Many homemade ice cream recipes call for vodka for this purpose; vodka doesn’t freeze until -17°F, due to its ethanol content. Drinking large quantities of vodka can be harmful, just like propylene glycol. Calling PG “antifreeze” is true, but also a little misleading to consumers.
The glycerol/glycerin we use is the exact same structure of the glycerol that is naturally produced in the body during ketosis, when the body metabolizes stored body fat for energy.
From the FDA’s code of regulations: “Incidental additives that are present in a food at insignificant levels and do not have any technical or functional effect in that food. For the purposes of this paragraph (a)(3), incidental additives are:
(i) Substances that have no technical or functional effect but are present in a food by reason of having been incorporated into the food as an ingredient of another food, in which the substance did have a functional or technical effect.”

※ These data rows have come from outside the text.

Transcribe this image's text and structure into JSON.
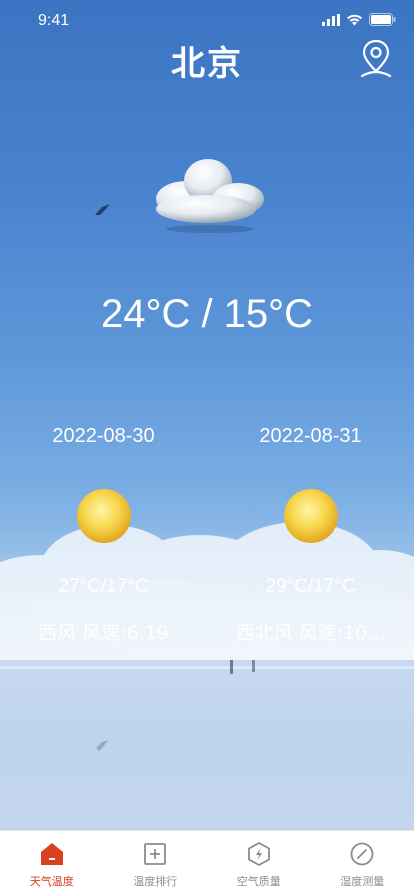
{
  "status_bar": {
    "time": "9:41"
  },
  "header": {
    "title": "北京",
    "location_icon": "location-pin-icon"
  },
  "current": {
    "temperature": "24°C / 15°C",
    "icon": "cloud-icon"
  },
  "forecast": [
    {
      "date": "2022-08-30",
      "temperature": "27°C/17°C",
      "wind": "西风 风速:6.19",
      "icon": "sun-icon"
    },
    {
      "date": "2022-08-31",
      "temperature": "29°C/17°C",
      "wind": "西北风 风速:10...",
      "icon": "sun-icon"
    }
  ],
  "tabs": [
    {
      "label": "天气温度",
      "icon": "house-icon",
      "active": true
    },
    {
      "label": "温度排行",
      "icon": "plus-square-icon",
      "active": false
    },
    {
      "label": "空气质量",
      "icon": "bolt-hexagon-icon",
      "active": false
    },
    {
      "label": "湿度测量",
      "icon": "compass-icon",
      "active": false
    }
  ],
  "colors": {
    "accent": "#d9401f",
    "inactive": "#8c8c8c",
    "sky_top": "#3b74c2"
  }
}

Thanks for sharing Monica! “Insignificant levels” is a common excuse used by food manufacturers. Where have we heard of that before? M-A-N-Y places such as the use of small amounts of MSG etc where “insignificant” turned out to be health-altering. Thanks for playing Rebel Creamery. Won’t be buying your products! You clearly prioritize profits ahead of consumer well being.
…..However, you will have to provide a direct link to this company, because the only company I can find under this name is an absolutely horrifying company which uses industrial milk, and even literally uses artificial sweeteners and “milk protein isolate”. So it couldn’t possibly be that company if you are bothering to mention them at all.